• _Exercise instructions_: Print every record word for word.

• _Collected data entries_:
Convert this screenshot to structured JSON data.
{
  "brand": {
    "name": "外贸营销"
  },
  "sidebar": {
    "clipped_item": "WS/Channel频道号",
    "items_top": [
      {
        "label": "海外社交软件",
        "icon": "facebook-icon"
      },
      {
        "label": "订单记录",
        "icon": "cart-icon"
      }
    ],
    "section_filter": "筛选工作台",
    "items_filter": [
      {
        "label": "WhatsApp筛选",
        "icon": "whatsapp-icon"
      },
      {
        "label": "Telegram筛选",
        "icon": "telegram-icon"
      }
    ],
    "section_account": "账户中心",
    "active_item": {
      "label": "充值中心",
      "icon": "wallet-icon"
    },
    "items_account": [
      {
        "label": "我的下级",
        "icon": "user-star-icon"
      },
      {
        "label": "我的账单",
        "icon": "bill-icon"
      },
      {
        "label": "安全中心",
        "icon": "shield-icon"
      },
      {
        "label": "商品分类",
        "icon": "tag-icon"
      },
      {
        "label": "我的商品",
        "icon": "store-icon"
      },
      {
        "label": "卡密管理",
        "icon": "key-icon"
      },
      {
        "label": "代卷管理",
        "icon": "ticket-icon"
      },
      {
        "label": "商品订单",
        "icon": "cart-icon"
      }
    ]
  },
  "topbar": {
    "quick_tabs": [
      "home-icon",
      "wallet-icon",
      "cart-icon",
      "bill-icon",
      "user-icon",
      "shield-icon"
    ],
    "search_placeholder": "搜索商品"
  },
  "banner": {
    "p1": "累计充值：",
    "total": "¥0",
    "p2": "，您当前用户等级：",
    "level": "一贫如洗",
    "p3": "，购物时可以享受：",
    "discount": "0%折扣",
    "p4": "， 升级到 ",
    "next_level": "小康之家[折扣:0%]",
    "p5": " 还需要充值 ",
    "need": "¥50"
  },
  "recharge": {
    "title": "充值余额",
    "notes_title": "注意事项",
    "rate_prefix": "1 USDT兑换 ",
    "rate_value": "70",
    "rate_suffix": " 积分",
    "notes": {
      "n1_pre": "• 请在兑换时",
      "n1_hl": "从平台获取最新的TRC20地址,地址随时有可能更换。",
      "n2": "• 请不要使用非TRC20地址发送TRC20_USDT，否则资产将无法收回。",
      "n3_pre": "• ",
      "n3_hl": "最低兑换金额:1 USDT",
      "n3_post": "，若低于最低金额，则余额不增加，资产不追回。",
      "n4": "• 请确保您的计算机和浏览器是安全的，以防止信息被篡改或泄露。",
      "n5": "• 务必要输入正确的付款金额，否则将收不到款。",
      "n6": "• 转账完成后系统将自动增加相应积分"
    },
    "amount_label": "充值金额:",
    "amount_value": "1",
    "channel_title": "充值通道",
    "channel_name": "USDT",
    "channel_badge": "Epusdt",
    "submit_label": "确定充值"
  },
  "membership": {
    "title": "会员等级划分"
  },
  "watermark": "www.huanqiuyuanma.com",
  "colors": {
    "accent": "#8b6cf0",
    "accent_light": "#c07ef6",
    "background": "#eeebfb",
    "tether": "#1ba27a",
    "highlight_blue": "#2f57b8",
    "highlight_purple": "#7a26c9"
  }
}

• _Answer space_:
Convert this screenshot to structured JSON data.
{
  "brand": {
    "name": "外贸营销"
  },
  "sidebar": {
    "clipped_item": "WS/Channel频道号",
    "items_top": [
      {
        "label": "海外社交软件",
        "icon": "facebook-icon"
      },
      {
        "label": "订单记录",
        "icon": "cart-icon"
      }
    ],
    "section_filter": "筛选工作台",
    "items_filter": [
      {
        "label": "WhatsApp筛选",
        "icon": "whatsapp-icon"
      },
      {
        "label": "Telegram筛选",
        "icon": "telegram-icon"
      }
    ],
    "section_account": "账户中心",
    "active_item": {
      "label": "充值中心",
      "icon": "wallet-icon"
    },
    "items_account": [
      {
        "label": "我的下级",
        "icon": "user-star-icon"
      },
      {
        "label": "我的账单",
        "icon": "bill-icon"
      },
      {
        "label": "安全中心",
        "icon": "shield-icon"
      },
      {
        "label": "商品分类",
        "icon": "tag-icon"
      },
      {
        "label": "我的商品",
        "icon": "store-icon"
      },
      {
        "label": "卡密管理",
        "icon": "key-icon"
      },
      {
        "label": "代卷管理",
        "icon": "ticket-icon"
      },
      {
        "label": "商品订单",
        "icon": "cart-icon"
      }
    ]
  },
  "topbar": {
    "quick_tabs": [
      "home-icon",
      "wallet-icon",
      "cart-icon",
      "bill-icon",
      "user-icon",
      "shield-icon"
    ],
    "search_placeholder": "搜索商品"
  },
  "banner": {
    "p1": "累计充值：",
    "total": "¥0",
    "p2": "，您当前用户等级：",
    "level": "一贫如洗",
    "p3": "，购物时可以享受：",
    "discount": "0%折扣",
    "p4": "， 升级到 ",
    "next_level": "小康之家[折扣:0%]",
    "p5": " 还需要充值 ",
    "need": "¥50"
  },
  "recharge": {
    "title": "充值余额",
    "notes_title": "注意事项",
    "rate_prefix": "1 USDT兑换 ",
    "rate_value": "70",
    "rate_suffix": " 积分",
    "notes": {
      "n1_pre": "• 请在兑换时",
      "n1_hl": "从平台获取最新的TRC20地址,地址随时有可能更换。",
      "n2": "• 请不要使用非TRC20地址发送TRC20_USDT，否则资产将无法收回。",
      "n3_pre": "• ",
      "n3_hl": "最低兑换金额:1 USDT",
      "n3_post": "，若低于最低金额，则余额不增加，资产不追回。",
      "n4": "• 请确保您的计算机和浏览器是安全的，以防止信息被篡改或泄露。",
      "n5": "• 务必要输入正确的付款金额，否则将收不到款。",
      "n6": "• 转账完成后系统将自动增加相应积分"
    },
    "amount_label": "充值金额:",
    "amount_value": "1",
    "channel_title": "充值通道",
    "channel_name": "USDT",
    "channel_badge": "Epusdt",
    "submit_label": "确定充值"
  },
  "membership": {
    "title": "会员等级划分"
  },
  "watermark": "www.huanqiuyuanma.com",
  "colors": {
    "accent": "#8b6cf0",
    "accent_light": "#c07ef6",
    "background": "#eeebfb",
    "tether": "#1ba27a",
    "highlight_blue": "#2f57b8",
    "highlight_purple": "#7a26c9"
  }
}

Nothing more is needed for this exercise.